Why is it that females are often less mathematically-inclined than males? According to a one-year study at the University of Chicago (Beilock, et al), the discrepancy could largely be related to their early-childhood teachers’ attitude towards the subject.
As a classroom teacher, you know how challenging it can be to meet the needs of all the various types of learners filling those seats in your classroom. First, you need to take into account various learning styles. Some of the students are visual learners, others auditory, while others thrive on kinesthetic input. Additionally, your students are all over the spectrum academically. One group is far ahead, another is struggling to stay afloat, and another group is chugging along right where they should be at grade level.
How can one teacher create lessons to meet the needs of all of these various learners without spending countless hours planning separate lessons and bringing in volunteers to help instruct all of the student groups? Find the answer in tiered lesson plans.
By this point in time, just about every locality has compiled a series of academic standards that must be met at each grade level. There is little wiggle-room here, but there is also great potential when tiered lessons are employed. By starting with a set standard or group of objectives and creating a lesson that naturally allows for flexibility, expansion on the topic, and a variety of possible product outcomes, you’ll meet the needs of all learners while still keeping whole-group lessons on point and relatively compact.
A crucial point is to start with the standards and grow the lesson from there. All the students will then have the same concept development, but with varying activities and reading material that meets them where they are to focus on their particular academic needs.

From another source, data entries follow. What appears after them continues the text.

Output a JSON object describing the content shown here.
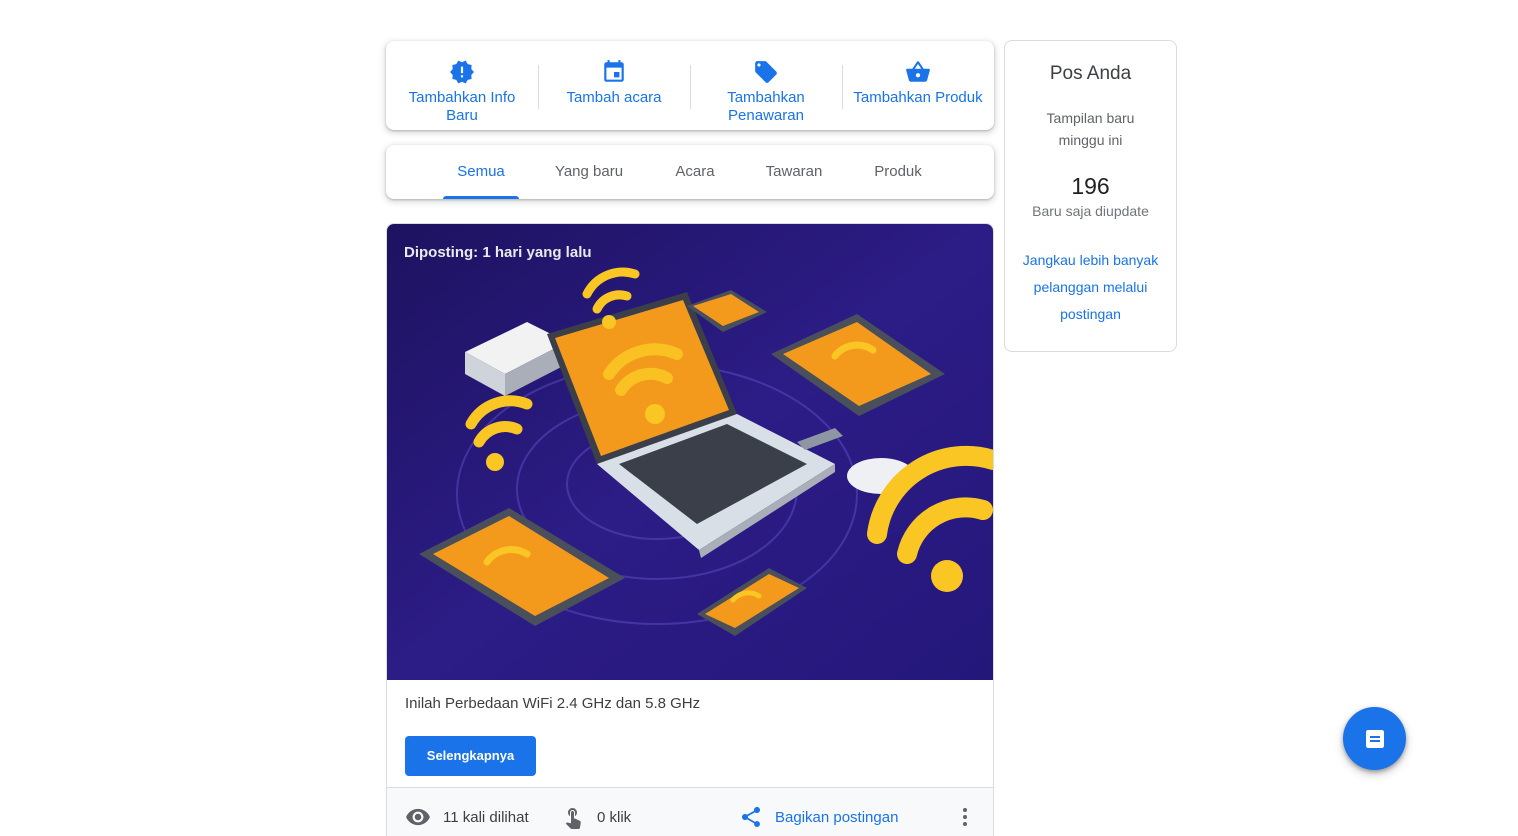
{
  "actions": [
    {
      "label": "Tambahkan Info Baru",
      "icon": "alert-badge-icon"
    },
    {
      "label": "Tambah acara",
      "icon": "calendar-icon"
    },
    {
      "label": "Tambahkan Penawaran",
      "icon": "tag-icon"
    },
    {
      "label": "Tambahkan Produk",
      "icon": "basket-icon"
    }
  ],
  "tabs": [
    {
      "label": "Semua",
      "active": true
    },
    {
      "label": "Yang baru",
      "active": false
    },
    {
      "label": "Acara",
      "active": false
    },
    {
      "label": "Tawaran",
      "active": false
    },
    {
      "label": "Produk",
      "active": false
    }
  ],
  "post": {
    "posted": "Diposting: 1 hari yang lalu",
    "title": "Inilah Perbedaan WiFi 2.4 GHz dan 5.8 GHz",
    "button_label": "Selengkapnya",
    "views": "11 kali dilihat",
    "clicks": "0 klik",
    "share_label": "Bagikan postingan"
  },
  "side": {
    "title": "Pos Anda",
    "subtitle": "Tampilan baru minggu ini",
    "count": "196",
    "updated": "Baru saja diupdate",
    "link": "Jangkau lebih banyak pelanggan melalui postingan"
  },
  "colors": {
    "accent": "#1a73e8",
    "image_bg": "#2a1a78",
    "wifi_yellow": "#f9c623",
    "screen_orange": "#f39a1c"
  }
}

The Standards Toolbox lesson planner provides a great platform for building and storing your tiered lessons, and you can even differentiate related test items.